Alopecia is the medical term for hair loss. There are different types of alopecia. Alopecia areata is a form of alopecia that leads to the loss of patches of hair. Alopecia universalis is a form of alopecia that leads to overall baldness. Alopecia can occur from a number of different diseases. Most diseases that cause alopecia are diseases that either affect the blood circulation or leave some kind of rash or sore on the skin.
Cutaneous T-cell Lymphoma
Cutaneous t-cell Lymphoma is a cancer that occurs in the t-lymphocytes. There is one stage of cutaneous t-cell lymphoma called the infiltrative stage that causes red patches on the skin. These red patches can occur anywhere on the body. If these patches are not treated with either the proper drugs, UVB therapy or radiotherapy, then any hair in that area will fall out.
There are two types of diabetes. In type 1 diabetes, the body does not produce enough insulin. In type 2 diabetes, the body does not properly use the insulin produced. In both types of diabetes, complications can cause problems with blood circulation in the body. When the blood does not circulate proper, there are a lot of problems with the skin, such as bruising easily. These problems with the skin also mean that it will take longer for hair to grow.
Lupus is a disease that can also cause hair loss. In lupus, the immune system attacks its own tissue and organs and leaves rashes on the skin. If one of these rashes appears on the scalp, then the hair follicles will be damaged and the hair will fall out. Lupus could result in losing hair in patches or going completely bald. When the lupus is treated, the rashes will heal and the hair will grow back.
Hodgkin's lymphoma, also known as Hodgkin's disease, causes lymph nodes to enlarge. The lymph nodes that enlarge are most often found on the neck, but can also be found under the armpit or in the groin. When a lymph node enlarges, it can stop the blood from circulating properly. When the blood is not circulating properly, hair will not grow at its normal speed.

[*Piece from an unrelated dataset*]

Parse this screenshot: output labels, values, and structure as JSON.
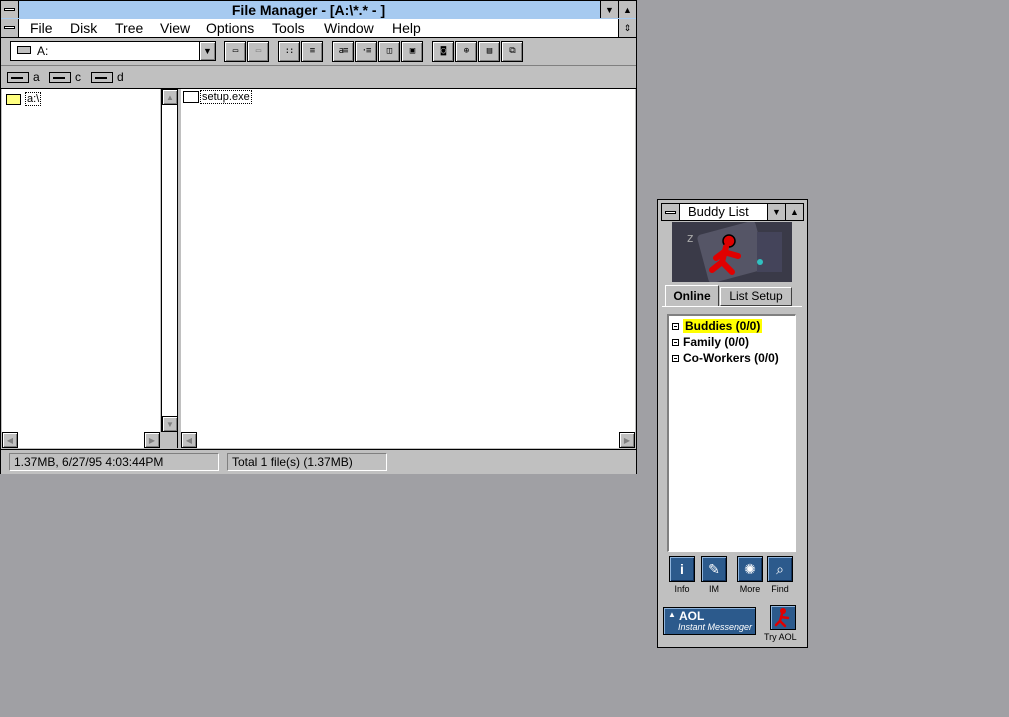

Syphilis is another disease that can cause hair loss. There are three different stages of syphilis. The first stage is when a sore appears, but it isn't until the second stage that hair loss could occur. In the second stage, the sore has healed but the victim will develop a rash. This rash will not hurt or itch, but it will do damage to any hair follicles in the area. Hair will then begin to fall out, but the hair will grow back once the syphilis is treated.